A lesbian couple from North Yorkshire who were married in Canada have pleaded with a High Court judge to give their union full legal status in the UK.
The couple say their human rights are being breached
University professors Sue Wilkinson and Celia Kitzinger said new UK laws which validated their union as a "civil partnership" were not good enough.
The University of York and Loughborough University academics were declared "wife and wife" in a 2003 ceremony.
Their case for "declaration of validity of marriage" is due to last four days.
'Insulting and discriminatory'
They have argued that if a heterosexual couple got married in Canada and then returned to England their marriage would be automatically recognised and registered.
The Civil Partnership Act, introduced last December, gave gay partners in the UK many of the rights enjoyed by married heterosexuals.
But the act states that same-sex couples who marry in countries where such marriages are lawful "are to be treated as having formed a civil partnership".
The couple, who have been together for 16 years, said it was "insulting and discriminatory" to be offered civil partnership instead of marriage.
In a statement read to the High Court, Ms Wilkinson said: "It is important to both of us that we are recognised as partners in life by the world at large."
'Laws of exclusion'

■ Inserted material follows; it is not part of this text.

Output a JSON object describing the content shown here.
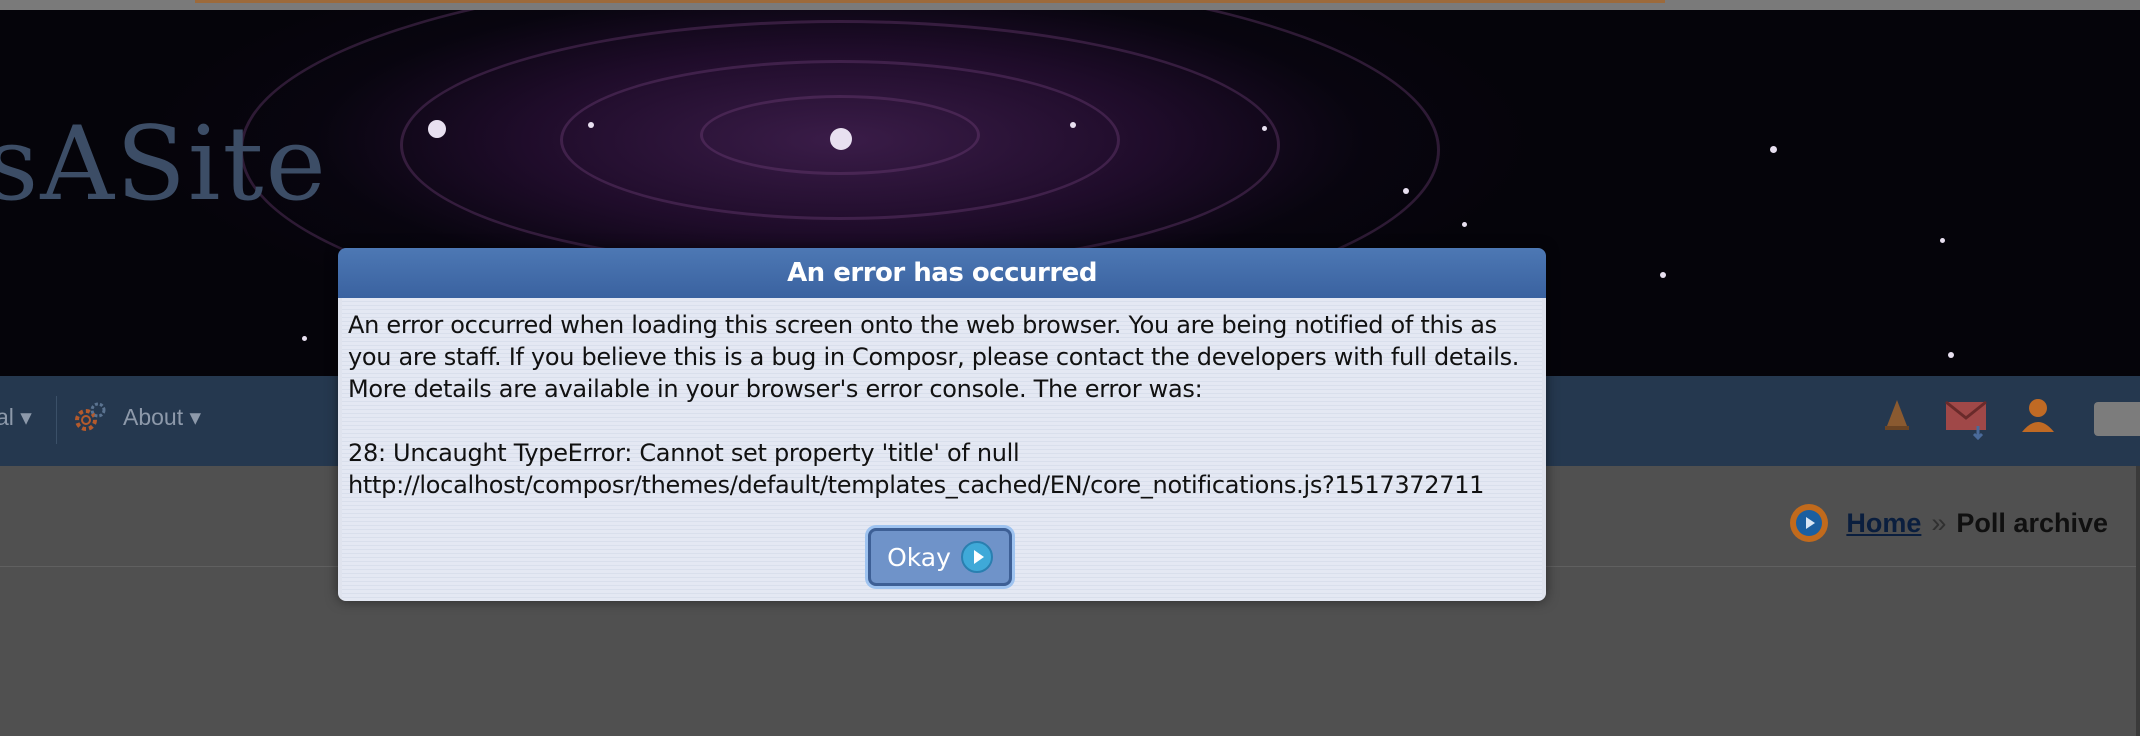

Karon Monaghan, representing her, said laws prohibiting marriage between different social classes or religions had long been repealed but there were still laws banning same sex partners from marrying.
If the factors preventing the marriage being recognised were because the couple were black or of mixed race, "it will be very clear that such laws are repugnant", she said.

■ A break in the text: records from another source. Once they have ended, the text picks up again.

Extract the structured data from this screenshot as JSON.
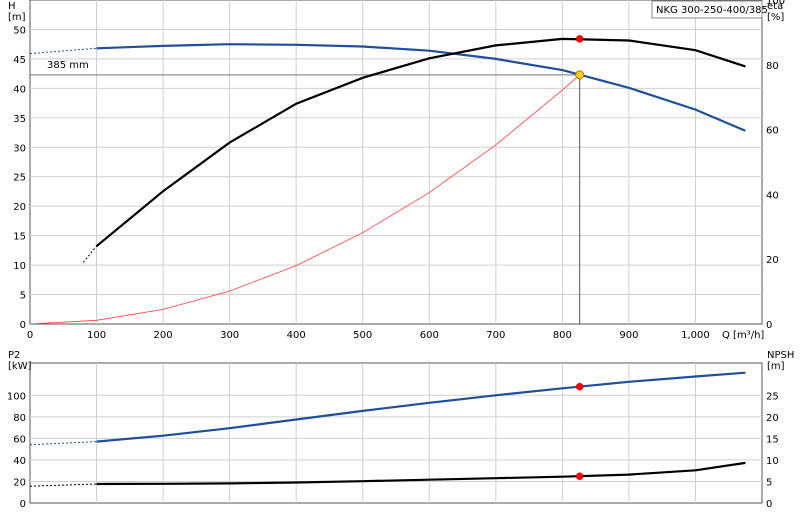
{
  "chart_data": [
    {
      "type": "line",
      "title": "NKG 300-250-400/385",
      "x_label": "Q [m³/h]",
      "x_ticks": [
        "0",
        "100",
        "200",
        "300",
        "400",
        "500",
        "600",
        "700",
        "800",
        "900",
        "1,000"
      ],
      "xlim": [
        0,
        1100
      ],
      "left_axis": {
        "label_top": "H",
        "label_unit": "[m]",
        "ylim": [
          0,
          55
        ],
        "ticks": [
          "0",
          "5",
          "10",
          "15",
          "20",
          "25",
          "30",
          "35",
          "40",
          "45",
          "50"
        ]
      },
      "right_axis": {
        "label_top": "eta",
        "label_unit": "[%]",
        "ylim": [
          0,
          100
        ],
        "ticks": [
          "0",
          "20",
          "40",
          "60",
          "80",
          "100"
        ]
      },
      "grid": true,
      "annotations": [
        {
          "text": "385 mm"
        }
      ],
      "duty_point": {
        "q": 826,
        "h": 42.3,
        "eta": 88
      },
      "series": [
        {
          "key": "head",
          "axis": "left",
          "color": "#1f4e9a",
          "style": "solid",
          "x": [
            100,
            200,
            300,
            400,
            500,
            600,
            700,
            800,
            900,
            1000,
            1075
          ],
          "y": [
            46.8,
            47.2,
            47.5,
            47.4,
            47.1,
            46.4,
            45.0,
            43.1,
            40.1,
            36.4,
            32.8
          ]
        },
        {
          "key": "head-extrapolated",
          "axis": "left",
          "color": "#1f4e9a",
          "style": "dashed",
          "x": [
            0,
            100
          ],
          "y": [
            45.9,
            46.8
          ]
        },
        {
          "key": "efficiency",
          "axis": "right",
          "color": "#000000",
          "style": "solid",
          "x": [
            100,
            200,
            300,
            400,
            500,
            600,
            700,
            800,
            900,
            1000,
            1075
          ],
          "y": [
            24,
            41,
            56,
            68,
            76,
            82,
            86,
            88,
            87.5,
            84.5,
            79.5
          ]
        },
        {
          "key": "efficiency-extrapolated",
          "axis": "right",
          "color": "#000000",
          "style": "dashed",
          "x": [
            80,
            100
          ],
          "y": [
            19,
            24
          ]
        },
        {
          "key": "system-curve",
          "axis": "left",
          "color": "#ff3b3b",
          "style": "thin",
          "x": [
            0,
            100,
            200,
            300,
            400,
            500,
            600,
            700,
            800,
            826
          ],
          "y": [
            0,
            0.62,
            2.48,
            5.58,
            9.92,
            15.5,
            22.3,
            30.4,
            39.7,
            42.3
          ]
        }
      ]
    },
    {
      "type": "line",
      "x_label": "",
      "xlim": [
        0,
        1100
      ],
      "left_axis": {
        "label_top": "P2",
        "label_unit": "[kW]",
        "ylim": [
          0,
          130
        ],
        "ticks": [
          "0",
          "20",
          "40",
          "60",
          "80",
          "100"
        ]
      },
      "right_axis": {
        "label_top": "NPSH",
        "label_unit": "[m]",
        "ylim": [
          0,
          32.5
        ],
        "ticks": [
          "0",
          "5",
          "10",
          "15",
          "20",
          "25"
        ]
      },
      "grid": true,
      "duty_point": {
        "q": 826,
        "p2": 108,
        "npsh": 6.2
      },
      "series": [
        {
          "key": "power",
          "axis": "left",
          "color": "#1f4e9a",
          "style": "solid",
          "x": [
            100,
            200,
            300,
            400,
            500,
            600,
            700,
            800,
            900,
            1000,
            1075
          ],
          "y": [
            57,
            62.5,
            69.5,
            77.5,
            85.5,
            93,
            100,
            106.5,
            112.5,
            117.5,
            121
          ]
        },
        {
          "key": "power-extrapolated",
          "axis": "left",
          "color": "#1f4e9a",
          "style": "dashed",
          "x": [
            0,
            100
          ],
          "y": [
            54,
            57
          ]
        },
        {
          "key": "npsh",
          "axis": "right",
          "color": "#000000",
          "style": "solid",
          "x": [
            100,
            200,
            300,
            400,
            500,
            600,
            700,
            800,
            900,
            1000,
            1075
          ],
          "y": [
            4.4,
            4.45,
            4.55,
            4.75,
            5.05,
            5.4,
            5.75,
            6.1,
            6.6,
            7.6,
            9.3
          ]
        },
        {
          "key": "npsh-extrapolated",
          "axis": "right",
          "color": "#000000",
          "style": "dashed",
          "x": [
            0,
            100
          ],
          "y": [
            3.9,
            4.4
          ]
        }
      ]
    }
  ]
}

"There is no real difference between such laws of exclusion.
"Having regard to the Human Rights Act, such laws cannot survive."